Task goal:
Filter out all lines without the word "this" from the data below, please, and copy the rest.

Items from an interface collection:
----------------

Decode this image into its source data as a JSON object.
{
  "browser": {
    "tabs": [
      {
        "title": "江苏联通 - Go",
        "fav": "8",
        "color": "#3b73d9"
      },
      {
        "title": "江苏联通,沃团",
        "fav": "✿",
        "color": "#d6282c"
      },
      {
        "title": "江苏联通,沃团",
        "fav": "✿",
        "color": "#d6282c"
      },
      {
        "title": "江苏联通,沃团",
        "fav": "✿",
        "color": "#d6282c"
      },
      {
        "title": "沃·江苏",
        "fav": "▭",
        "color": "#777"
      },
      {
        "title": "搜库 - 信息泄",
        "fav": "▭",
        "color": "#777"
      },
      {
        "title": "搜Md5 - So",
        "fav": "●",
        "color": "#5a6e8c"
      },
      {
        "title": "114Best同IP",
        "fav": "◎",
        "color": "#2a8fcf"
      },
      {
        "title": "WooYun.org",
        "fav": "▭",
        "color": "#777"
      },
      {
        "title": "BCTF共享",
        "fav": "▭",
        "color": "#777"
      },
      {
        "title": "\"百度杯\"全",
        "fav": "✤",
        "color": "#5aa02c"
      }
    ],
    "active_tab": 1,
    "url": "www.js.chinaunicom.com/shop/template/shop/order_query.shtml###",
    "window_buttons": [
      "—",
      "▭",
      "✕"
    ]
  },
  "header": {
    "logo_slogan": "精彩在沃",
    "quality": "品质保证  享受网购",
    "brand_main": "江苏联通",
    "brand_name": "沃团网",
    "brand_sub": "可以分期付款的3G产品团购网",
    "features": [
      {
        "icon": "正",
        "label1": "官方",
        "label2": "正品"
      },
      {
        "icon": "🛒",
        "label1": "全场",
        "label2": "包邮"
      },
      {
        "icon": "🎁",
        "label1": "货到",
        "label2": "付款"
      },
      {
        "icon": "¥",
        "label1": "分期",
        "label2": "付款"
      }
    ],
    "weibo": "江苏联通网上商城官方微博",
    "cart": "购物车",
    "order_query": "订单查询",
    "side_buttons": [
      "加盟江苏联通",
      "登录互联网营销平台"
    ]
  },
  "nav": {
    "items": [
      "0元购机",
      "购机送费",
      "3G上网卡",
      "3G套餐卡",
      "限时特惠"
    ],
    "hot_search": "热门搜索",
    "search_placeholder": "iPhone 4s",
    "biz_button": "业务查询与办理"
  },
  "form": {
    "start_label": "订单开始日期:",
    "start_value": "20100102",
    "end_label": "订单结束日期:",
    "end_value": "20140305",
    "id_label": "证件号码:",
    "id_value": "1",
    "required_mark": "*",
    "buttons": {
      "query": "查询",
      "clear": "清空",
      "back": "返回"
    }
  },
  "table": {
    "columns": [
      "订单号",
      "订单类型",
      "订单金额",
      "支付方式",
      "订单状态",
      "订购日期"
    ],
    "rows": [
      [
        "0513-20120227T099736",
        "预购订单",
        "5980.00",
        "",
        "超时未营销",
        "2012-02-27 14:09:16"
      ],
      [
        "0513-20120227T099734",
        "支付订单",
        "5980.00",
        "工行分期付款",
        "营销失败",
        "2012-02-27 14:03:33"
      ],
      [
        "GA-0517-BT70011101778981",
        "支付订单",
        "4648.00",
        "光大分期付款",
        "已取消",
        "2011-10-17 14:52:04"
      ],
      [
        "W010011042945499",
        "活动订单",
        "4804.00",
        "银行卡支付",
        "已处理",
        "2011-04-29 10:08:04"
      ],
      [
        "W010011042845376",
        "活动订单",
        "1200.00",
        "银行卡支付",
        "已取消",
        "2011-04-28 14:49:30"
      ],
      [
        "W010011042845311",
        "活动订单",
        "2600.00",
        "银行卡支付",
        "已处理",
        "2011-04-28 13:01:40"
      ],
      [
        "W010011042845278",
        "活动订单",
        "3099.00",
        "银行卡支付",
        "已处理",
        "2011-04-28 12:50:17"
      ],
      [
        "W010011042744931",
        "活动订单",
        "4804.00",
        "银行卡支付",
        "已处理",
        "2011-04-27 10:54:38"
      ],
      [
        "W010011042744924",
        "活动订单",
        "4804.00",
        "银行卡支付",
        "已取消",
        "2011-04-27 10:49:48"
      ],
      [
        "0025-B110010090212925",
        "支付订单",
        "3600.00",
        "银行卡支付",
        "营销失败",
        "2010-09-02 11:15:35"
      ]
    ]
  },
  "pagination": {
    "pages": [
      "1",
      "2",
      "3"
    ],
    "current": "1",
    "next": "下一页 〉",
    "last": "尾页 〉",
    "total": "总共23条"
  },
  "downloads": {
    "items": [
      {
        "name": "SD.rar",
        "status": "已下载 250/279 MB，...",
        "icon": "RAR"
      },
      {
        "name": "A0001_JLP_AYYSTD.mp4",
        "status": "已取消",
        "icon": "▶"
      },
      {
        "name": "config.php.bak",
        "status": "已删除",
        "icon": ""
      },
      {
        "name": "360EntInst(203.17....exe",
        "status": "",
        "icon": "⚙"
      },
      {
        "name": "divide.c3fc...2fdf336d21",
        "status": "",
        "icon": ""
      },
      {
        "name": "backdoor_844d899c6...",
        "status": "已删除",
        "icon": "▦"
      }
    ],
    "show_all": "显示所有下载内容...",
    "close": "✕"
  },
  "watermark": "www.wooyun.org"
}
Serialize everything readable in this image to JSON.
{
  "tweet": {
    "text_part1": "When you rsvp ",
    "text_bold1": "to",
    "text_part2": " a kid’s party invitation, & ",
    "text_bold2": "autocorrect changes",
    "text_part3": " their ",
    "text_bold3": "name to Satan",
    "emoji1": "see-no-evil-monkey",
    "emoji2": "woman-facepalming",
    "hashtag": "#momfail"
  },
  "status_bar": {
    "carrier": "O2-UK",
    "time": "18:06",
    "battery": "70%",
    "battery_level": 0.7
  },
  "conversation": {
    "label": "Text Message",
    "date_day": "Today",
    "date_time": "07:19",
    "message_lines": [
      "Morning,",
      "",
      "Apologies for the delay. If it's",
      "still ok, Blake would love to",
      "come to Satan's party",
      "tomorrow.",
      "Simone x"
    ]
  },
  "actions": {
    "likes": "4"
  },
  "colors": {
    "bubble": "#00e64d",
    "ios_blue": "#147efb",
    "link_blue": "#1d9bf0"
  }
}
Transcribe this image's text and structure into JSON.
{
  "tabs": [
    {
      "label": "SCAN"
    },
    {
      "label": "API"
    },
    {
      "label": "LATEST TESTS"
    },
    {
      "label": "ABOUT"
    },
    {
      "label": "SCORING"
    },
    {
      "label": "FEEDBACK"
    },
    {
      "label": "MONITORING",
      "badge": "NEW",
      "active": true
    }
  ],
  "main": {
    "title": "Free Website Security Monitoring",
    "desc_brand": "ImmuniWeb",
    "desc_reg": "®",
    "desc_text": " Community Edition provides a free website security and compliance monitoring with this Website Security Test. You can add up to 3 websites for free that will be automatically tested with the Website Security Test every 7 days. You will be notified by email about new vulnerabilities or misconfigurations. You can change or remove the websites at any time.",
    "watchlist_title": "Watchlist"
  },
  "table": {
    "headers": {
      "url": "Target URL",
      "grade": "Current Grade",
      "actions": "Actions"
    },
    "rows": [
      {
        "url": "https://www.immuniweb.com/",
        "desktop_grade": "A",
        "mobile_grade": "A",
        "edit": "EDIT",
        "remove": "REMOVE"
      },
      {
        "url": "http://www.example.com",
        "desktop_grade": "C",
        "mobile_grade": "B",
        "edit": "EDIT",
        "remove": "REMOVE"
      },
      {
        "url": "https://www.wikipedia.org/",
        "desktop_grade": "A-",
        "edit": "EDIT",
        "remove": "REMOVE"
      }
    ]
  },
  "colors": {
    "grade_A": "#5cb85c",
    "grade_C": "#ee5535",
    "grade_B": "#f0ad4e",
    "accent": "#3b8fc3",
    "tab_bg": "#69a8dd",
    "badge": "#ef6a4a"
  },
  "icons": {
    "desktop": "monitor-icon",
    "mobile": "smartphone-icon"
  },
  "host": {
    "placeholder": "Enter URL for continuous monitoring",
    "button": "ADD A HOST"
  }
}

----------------

Response:
Decode this image into its source data as a JSON object.
Serialize everything readable in this image to JSON.
Transcribe this image's text and structure into JSON.
    "desc_text": " Community Edition provides a free website security and compliance monitoring with this Website Security Test. You can add up to 3 websites for free that will be automatically tested with the Website Security Test every 7 days. You will be notified by email about new vulnerabilities or misconfigurations. You can change or remove the websites at any time.",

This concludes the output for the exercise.